Listed records:
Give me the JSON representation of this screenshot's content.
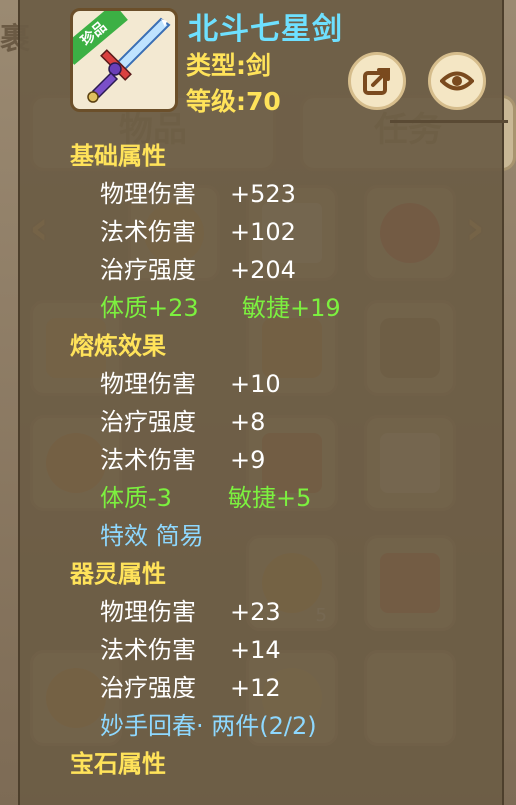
{
  "bg": {
    "tab_left": "物品",
    "tab_right": "任务",
    "edge_char": "裹",
    "slot_count": "5"
  },
  "item": {
    "rarity": "珍品",
    "name": "北斗七星剑",
    "type": "类型:剑",
    "level": "等级:70"
  },
  "buttons": {
    "share": "share-icon",
    "view": "eye-icon"
  },
  "sections": {
    "base": {
      "title": "基础属性",
      "stats": [
        {
          "k": "物理伤害",
          "v": "+523"
        },
        {
          "k": "法术伤害",
          "v": "+102"
        },
        {
          "k": "治疗强度",
          "v": "+204"
        }
      ],
      "bonus_a": "体质+23",
      "bonus_b": "敏捷+19"
    },
    "refine": {
      "title": "熔炼效果",
      "stats": [
        {
          "k": "物理伤害",
          "v": "+10"
        },
        {
          "k": "治疗强度",
          "v": "+8"
        },
        {
          "k": "法术伤害",
          "v": "+9"
        }
      ],
      "bonus_a": "体质-3",
      "bonus_b": "敏捷+5",
      "effect": "特效 简易"
    },
    "spirit": {
      "title": "器灵属性",
      "stats": [
        {
          "k": "物理伤害",
          "v": "+23"
        },
        {
          "k": "法术伤害",
          "v": "+14"
        },
        {
          "k": "治疗强度",
          "v": "+12"
        }
      ],
      "set": "妙手回春· 两件(2/2)"
    },
    "gem": {
      "title": "宝石属性"
    }
  },
  "colors": {
    "title": "#6ee0ff",
    "section": "#ffe35a",
    "bonus": "#7cf03f",
    "effect": "#8ed8ff"
  }
}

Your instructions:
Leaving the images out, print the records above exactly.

Your response:
Give me the JSON representation of this screenshot's content.
{
  "bg": {
    "tab_left": "物品",
    "tab_right": "任务",
    "edge_char": "裹",
    "slot_count": "5"
  },
  "item": {
    "rarity": "珍品",
    "name": "北斗七星剑",
    "type": "类型:剑",
    "level": "等级:70"
  },
  "buttons": {
    "share": "share-icon",
    "view": "eye-icon"
  },
  "sections": {
    "base": {
      "title": "基础属性",
      "stats": [
        {
          "k": "物理伤害",
          "v": "+523"
        },
        {
          "k": "法术伤害",
          "v": "+102"
        },
        {
          "k": "治疗强度",
          "v": "+204"
        }
      ],
      "bonus_a": "体质+23",
      "bonus_b": "敏捷+19"
    },
    "refine": {
      "title": "熔炼效果",
      "stats": [
        {
          "k": "物理伤害",
          "v": "+10"
        },
        {
          "k": "治疗强度",
          "v": "+8"
        },
        {
          "k": "法术伤害",
          "v": "+9"
        }
      ],
      "bonus_a": "体质-3",
      "bonus_b": "敏捷+5",
      "effect": "特效 简易"
    },
    "spirit": {
      "title": "器灵属性",
      "stats": [
        {
          "k": "物理伤害",
          "v": "+23"
        },
        {
          "k": "法术伤害",
          "v": "+14"
        },
        {
          "k": "治疗强度",
          "v": "+12"
        }
      ],
      "set": "妙手回春· 两件(2/2)"
    },
    "gem": {
      "title": "宝石属性"
    }
  },
  "colors": {
    "title": "#6ee0ff",
    "section": "#ffe35a",
    "bonus": "#7cf03f",
    "effect": "#8ed8ff"
  }
}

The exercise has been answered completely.